── Study material
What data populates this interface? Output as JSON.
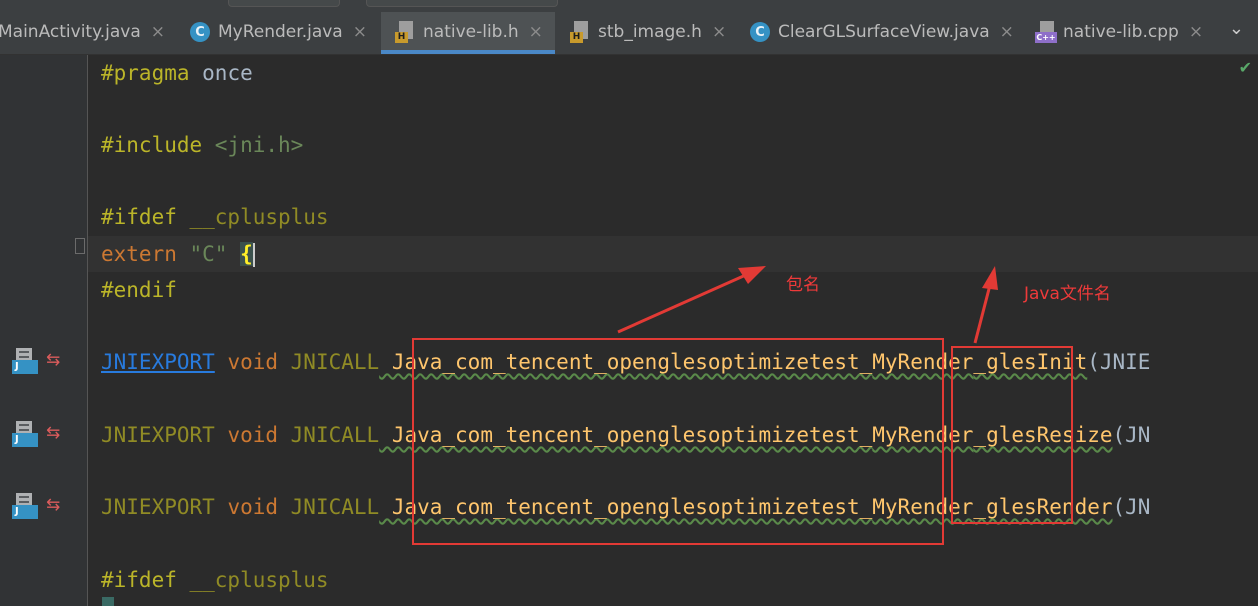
{
  "tabs": [
    {
      "label": "MainActivity.java",
      "icon": "none",
      "active": false
    },
    {
      "label": "MyRender.java",
      "icon": "class-icon",
      "active": false
    },
    {
      "label": "native-lib.h",
      "icon": "header-file-icon",
      "active": true
    },
    {
      "label": "stb_image.h",
      "icon": "header-file-icon",
      "active": false
    },
    {
      "label": "ClearGLSurfaceView.java",
      "icon": "class-icon",
      "active": false
    },
    {
      "label": "native-lib.cpp",
      "icon": "cpp-file-icon",
      "active": false
    }
  ],
  "tab_close_glyph": "×",
  "icon_letters": {
    "class": "C",
    "header": "H",
    "cpp": "C++",
    "jni": "J"
  },
  "code": {
    "line1": {
      "directive": "#pragma",
      "rest": " once"
    },
    "line3": {
      "directive": "#include",
      "header": " <jni.h>"
    },
    "line5": {
      "directive": "#ifdef",
      "macro": " __cplusplus"
    },
    "line6": {
      "kw": "extern",
      "str": " \"C\"",
      "brace": "{"
    },
    "line7": {
      "directive": "#endif"
    },
    "func_lines": [
      {
        "export": "JNIEXPORT",
        "ret": " void",
        "call": " JNICALL",
        "prefix": " Java_com_tencent_opengles​optimizetest_",
        "cls": "MyRender",
        "method": "_glesInit",
        "tail": "(JNIE"
      },
      {
        "export": "JNIEXPORT",
        "ret": " void",
        "call": " JNICALL",
        "prefix": " Java_com_tencent_openglesoptimizetest_",
        "cls": "MyRender",
        "method": "_glesResize",
        "tail": "(JN"
      },
      {
        "export": "JNIEXPORT",
        "ret": " void",
        "call": " JNICALL",
        "prefix": " Java_com_tencent_openglesoptimizetest_",
        "cls": "MyRender",
        "method": "_glesRender",
        "tail": "(JN"
      }
    ],
    "line_last": {
      "directive": "#ifdef",
      "macro": " __cplusplus"
    }
  },
  "annotations": {
    "package_label": "包名",
    "java_file_label": "Java文件名"
  },
  "colors": {
    "annotation_red": "#e23a35",
    "editor_bg": "#2b2b2b",
    "tab_accent": "#4a88c7"
  }
}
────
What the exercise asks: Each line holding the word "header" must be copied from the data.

Solution to this task:
      "icon": "header-file-icon",
      "icon": "header-file-icon",
    "header": "H",
      "header": " <jni.h>"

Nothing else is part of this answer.